Just one week into the month of October, there have been at least five allegations of cheating across five different sports.
According to Axios, the scandals include chess, poker, cycling, fishing, and Irish dancing, most of which are now the subjects of official investigations by each of the respective governing sports organizations.
An investigation by Chess.com alleges that Hans Niemann, an American grandmaster, may have cheated at least 100 times in online games. The investigation was launched after Niemann was first accused of cheating by rival Magnus Carlsen, who claims Niemann cheated during the Sinquefield Cup. Niemann later admitted that he had cheated at least twice when he was younger.
In the poker world, Robbi Jade Lew was accused of cheating during a World Poker Tour event by rival Garrett “Gman” Adelstein, who claimed he lost $269,000 to Lew despite Lew having a weak hand. While Lew denied that he cheated, he nevertheless offered to return the money, which Adelstein subsequently claimed was essentially an admission of guilt. The World Poker Tour did not respond to Axios’ request for comment.

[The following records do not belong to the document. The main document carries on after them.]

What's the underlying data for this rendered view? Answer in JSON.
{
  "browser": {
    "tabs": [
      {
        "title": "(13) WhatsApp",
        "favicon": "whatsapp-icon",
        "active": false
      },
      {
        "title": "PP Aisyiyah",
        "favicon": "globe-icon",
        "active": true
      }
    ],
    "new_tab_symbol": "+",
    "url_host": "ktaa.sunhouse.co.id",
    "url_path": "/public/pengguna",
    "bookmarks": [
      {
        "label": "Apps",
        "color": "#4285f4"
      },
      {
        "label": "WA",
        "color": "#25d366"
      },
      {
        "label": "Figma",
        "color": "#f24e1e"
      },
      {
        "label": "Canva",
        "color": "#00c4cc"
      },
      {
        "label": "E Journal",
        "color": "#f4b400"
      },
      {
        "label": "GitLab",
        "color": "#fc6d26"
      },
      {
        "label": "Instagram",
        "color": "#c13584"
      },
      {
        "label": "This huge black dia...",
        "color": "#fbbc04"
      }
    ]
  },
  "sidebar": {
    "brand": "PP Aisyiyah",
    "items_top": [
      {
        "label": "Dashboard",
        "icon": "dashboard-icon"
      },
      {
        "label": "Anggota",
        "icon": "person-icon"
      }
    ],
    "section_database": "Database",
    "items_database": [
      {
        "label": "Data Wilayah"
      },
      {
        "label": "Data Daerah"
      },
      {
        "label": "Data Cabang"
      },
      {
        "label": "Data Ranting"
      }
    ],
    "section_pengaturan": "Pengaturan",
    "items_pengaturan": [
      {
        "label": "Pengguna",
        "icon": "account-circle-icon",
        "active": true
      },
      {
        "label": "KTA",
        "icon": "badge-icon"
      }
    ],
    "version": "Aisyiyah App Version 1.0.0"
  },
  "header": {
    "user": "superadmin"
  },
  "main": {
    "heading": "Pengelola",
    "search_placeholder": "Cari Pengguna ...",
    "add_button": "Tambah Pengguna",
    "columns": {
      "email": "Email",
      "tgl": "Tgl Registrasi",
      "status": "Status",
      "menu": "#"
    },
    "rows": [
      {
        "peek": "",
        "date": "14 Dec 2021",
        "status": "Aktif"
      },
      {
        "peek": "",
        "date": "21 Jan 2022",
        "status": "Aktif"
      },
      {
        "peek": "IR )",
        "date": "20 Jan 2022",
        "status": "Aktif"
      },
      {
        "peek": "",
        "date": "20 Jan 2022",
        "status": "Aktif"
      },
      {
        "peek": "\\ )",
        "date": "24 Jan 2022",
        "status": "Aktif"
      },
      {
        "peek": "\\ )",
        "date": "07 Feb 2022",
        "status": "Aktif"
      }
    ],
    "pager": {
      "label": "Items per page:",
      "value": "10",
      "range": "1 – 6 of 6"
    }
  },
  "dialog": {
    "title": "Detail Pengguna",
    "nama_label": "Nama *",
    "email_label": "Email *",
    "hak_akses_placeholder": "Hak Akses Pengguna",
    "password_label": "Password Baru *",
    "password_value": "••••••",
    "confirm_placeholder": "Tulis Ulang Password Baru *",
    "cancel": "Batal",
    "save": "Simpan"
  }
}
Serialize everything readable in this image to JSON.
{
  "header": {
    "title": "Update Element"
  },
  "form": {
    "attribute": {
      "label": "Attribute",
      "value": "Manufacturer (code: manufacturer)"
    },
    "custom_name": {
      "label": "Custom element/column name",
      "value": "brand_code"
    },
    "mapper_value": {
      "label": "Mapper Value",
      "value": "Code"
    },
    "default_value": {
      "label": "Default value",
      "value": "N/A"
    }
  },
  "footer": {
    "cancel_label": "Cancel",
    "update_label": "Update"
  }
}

In early October, professional cyclist Nicholas Clark was suspended by USA Cycling following an investigation into Clark’s alleged fabrications about early events in his career. Clark previously claimed to have won an Australian time title and a medal in the junior men’s world championship; a subsequent investigation by CyclingTips determined that he may have made up these stories. USA Cycling’s own investigation ultimately determined that Clark had violated the organization’s policies by “provid[ing] false information about his background in cycling.”
Earlier this month, two fishermen who initially won the Lake Erie Walleye Trail fishing tournament in Ohio were later disqualified after it was revealed that they had put weights inside their catches. Jacob Runyan and Chase Cominsky each subsequently had their $30,000 prizes taken away, and an investigation has been launched into both men by the Ohio Department of Natural Resources.
Lastly, the largest and oldest Irish dancing body in the world, the Coimisiun Le Rinci Gaelacha (CLRG), announced an investigation into a group of at least 12 Irish dance teachers who had been accused of attempting to fix competitions in favor of their own students. The CLRG said that its ethics committee had “received allegations, with supporting documentation, of several grievous breaches of our Code of Conduct.”